> [WHAT IS BEING ASKED] Which lines of the listing hold the string "Currency"? Copy those lines.

> [INPUT FOR THIS TASK]
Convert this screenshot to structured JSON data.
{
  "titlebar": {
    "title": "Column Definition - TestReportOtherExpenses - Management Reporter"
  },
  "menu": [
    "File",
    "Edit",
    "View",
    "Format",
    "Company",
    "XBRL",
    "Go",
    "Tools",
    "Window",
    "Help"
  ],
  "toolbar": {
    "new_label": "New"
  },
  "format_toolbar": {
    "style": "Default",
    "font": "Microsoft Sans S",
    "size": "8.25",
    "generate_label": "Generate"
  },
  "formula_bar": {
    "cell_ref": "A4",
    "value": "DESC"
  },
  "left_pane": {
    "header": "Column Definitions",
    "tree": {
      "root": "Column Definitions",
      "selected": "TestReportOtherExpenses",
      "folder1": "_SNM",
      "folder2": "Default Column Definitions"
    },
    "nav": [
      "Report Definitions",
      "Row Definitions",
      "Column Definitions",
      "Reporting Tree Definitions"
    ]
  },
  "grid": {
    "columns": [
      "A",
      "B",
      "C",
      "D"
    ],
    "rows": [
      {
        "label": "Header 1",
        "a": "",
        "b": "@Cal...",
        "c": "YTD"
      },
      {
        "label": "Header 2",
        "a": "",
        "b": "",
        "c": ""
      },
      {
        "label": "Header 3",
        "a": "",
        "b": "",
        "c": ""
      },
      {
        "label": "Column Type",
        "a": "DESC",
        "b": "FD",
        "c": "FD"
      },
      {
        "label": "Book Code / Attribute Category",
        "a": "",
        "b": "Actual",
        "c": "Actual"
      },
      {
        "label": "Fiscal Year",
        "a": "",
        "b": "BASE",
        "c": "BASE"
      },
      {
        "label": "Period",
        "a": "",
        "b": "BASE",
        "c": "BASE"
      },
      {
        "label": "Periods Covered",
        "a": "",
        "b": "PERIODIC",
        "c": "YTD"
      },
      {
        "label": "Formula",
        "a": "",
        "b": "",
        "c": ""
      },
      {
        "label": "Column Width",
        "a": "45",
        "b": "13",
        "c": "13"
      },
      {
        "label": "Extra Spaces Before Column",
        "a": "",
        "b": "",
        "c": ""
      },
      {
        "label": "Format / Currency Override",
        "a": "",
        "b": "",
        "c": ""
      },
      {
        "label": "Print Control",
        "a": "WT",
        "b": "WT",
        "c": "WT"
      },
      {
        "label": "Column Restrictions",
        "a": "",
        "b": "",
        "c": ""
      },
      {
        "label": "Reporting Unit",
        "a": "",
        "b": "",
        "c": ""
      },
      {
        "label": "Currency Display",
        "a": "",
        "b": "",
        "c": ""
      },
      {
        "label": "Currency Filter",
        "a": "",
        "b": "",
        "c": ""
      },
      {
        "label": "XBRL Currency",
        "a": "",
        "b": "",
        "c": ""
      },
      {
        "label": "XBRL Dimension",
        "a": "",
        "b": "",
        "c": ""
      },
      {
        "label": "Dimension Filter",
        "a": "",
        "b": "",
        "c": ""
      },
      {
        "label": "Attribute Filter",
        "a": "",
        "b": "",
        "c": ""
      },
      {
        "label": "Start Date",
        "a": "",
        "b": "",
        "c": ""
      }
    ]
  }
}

> [REPLY TO THE EXERCISE]
        "label": "Format / Currency Override",
        "label": "Currency Display",
        "label": "Currency Filter",
        "label": "XBRL Currency",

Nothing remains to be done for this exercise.